A British study released on Monday found that the Pfizer-BioNTech and AstraZeneca COVID-19 vaccines offer solid protection against hospitalization due to the Delta variant, which recently became the dominant strain in the country.
Public Health England determined that the full two-dose Pfizer-BioNTech vaccine offers 96 percent protection against hospitalization, and the AstraZeneca vaccine gives 92 percent protection against hospitalization.
The preprinted analysis concluded that the protection rates are “comparable” to the vaccines’ effectiveness against the Alpha variant.
The analysis involved 14,019 people in England infected with the Delta strain, including 166 who were hospitalized, between April 12 and June 4.

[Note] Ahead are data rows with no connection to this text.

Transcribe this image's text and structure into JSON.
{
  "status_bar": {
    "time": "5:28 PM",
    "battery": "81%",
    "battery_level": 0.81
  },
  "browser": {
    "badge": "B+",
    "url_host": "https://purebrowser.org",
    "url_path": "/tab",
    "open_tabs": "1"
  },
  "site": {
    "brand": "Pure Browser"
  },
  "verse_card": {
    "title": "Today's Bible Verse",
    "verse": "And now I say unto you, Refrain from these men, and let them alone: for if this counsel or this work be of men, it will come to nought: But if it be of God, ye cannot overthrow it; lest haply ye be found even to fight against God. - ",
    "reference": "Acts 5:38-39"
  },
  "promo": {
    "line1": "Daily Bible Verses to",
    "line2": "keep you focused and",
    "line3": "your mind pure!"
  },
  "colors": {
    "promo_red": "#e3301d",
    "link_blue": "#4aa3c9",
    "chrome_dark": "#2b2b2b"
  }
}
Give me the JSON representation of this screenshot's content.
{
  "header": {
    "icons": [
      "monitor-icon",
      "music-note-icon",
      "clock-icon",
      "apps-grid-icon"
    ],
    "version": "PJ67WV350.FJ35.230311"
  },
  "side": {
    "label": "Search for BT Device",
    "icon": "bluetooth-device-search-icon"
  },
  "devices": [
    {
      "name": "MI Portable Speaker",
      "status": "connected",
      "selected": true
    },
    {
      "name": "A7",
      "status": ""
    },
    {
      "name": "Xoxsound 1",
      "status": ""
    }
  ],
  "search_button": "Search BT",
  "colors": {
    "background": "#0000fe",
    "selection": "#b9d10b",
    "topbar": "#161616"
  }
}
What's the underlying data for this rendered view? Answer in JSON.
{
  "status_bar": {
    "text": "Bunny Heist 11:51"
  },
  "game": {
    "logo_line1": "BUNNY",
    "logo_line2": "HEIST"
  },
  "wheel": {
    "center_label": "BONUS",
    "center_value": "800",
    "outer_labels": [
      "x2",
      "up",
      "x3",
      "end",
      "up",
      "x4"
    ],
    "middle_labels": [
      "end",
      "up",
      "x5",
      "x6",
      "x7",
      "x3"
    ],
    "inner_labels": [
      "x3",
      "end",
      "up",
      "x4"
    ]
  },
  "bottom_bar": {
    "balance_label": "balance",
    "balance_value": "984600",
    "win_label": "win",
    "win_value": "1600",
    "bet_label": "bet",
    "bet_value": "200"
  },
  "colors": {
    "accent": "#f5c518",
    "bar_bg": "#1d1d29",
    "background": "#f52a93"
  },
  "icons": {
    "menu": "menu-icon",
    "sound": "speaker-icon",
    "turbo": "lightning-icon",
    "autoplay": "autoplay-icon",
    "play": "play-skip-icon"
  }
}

Public Health England said more research was needed to determine the mortality rate from the Delta variant.
Mary Ramsay, the head of immunization at Public Health England, said in a release that the “hugely important findings” show the vaccines give “significant protection” against hospitalization from the Delta strain.
“It is absolutely vital to get both doses as soon as they are offered to you, to gain maximum protection against all existing and emerging variants,” she said.
The Delta variant, also known by the scientific name B.1.617.2, was first discovered in India before it spread to at least 74 countries, including the United Kingdom, where it overtook the Alpha variant to become the dominant strain.
Another analysis in Scotland published as a letter Monday in the Lancet medical journal concluded that the vaccines were slightly less effective against infection with the Delta strain than other variants. But protection against serious illness was similar to other strains in the analysis of 19,543 cases.
The Pfizer-BioNTech vaccine was found to give 92 percent protection against the Alpha strain and 79 percent against the Delta variant. The analysis determined the AstraZeneca vaccine was 73 percent effective against Alpha and 60 percent against Delta, after both doses.
The studies were released as concerns have mounted about the Delta variant as it spreads.
An earlier preprint study from Public Health England found that two doses of Pfizer-BioNTech or AstraZeneca were 88 percent and 60 percent effective against symptomatic Delta cases, respectively. But the vaccines gave 33 percent protection to partially vaccinated people with both vaccines.
British Prime Minister Boris Johnson declared that the planned relaxation of coronavirus restrictions for June 21 would be pushed back up to four weeks as the U.K. sees growing Delta cases.
President BidenJoe BidenUkraine's president compares UN to 'a retired superhero' Biden touts 'progress' during 'candid' meetings on .5T plan Biden to tap law professor who wants to 'end banking as we know it' as OCC chief: reports MORE’s chief medical adviser Anthony FauciAnthony FauciThe Hill's Morning Report - Presented by Alibaba - Government shutdown fears increase as leaders dig in Pfizer results offer hope amid worsening pandemic for children The Hill's Morning Report - Presented by Alibaba - Democrats return to disappointment on immigration MORE said last week that more than 6 percent of sequenced U.S. COVID-19 infections were from the Delta variant. He also warned that it was “essentially taking over” the U.K.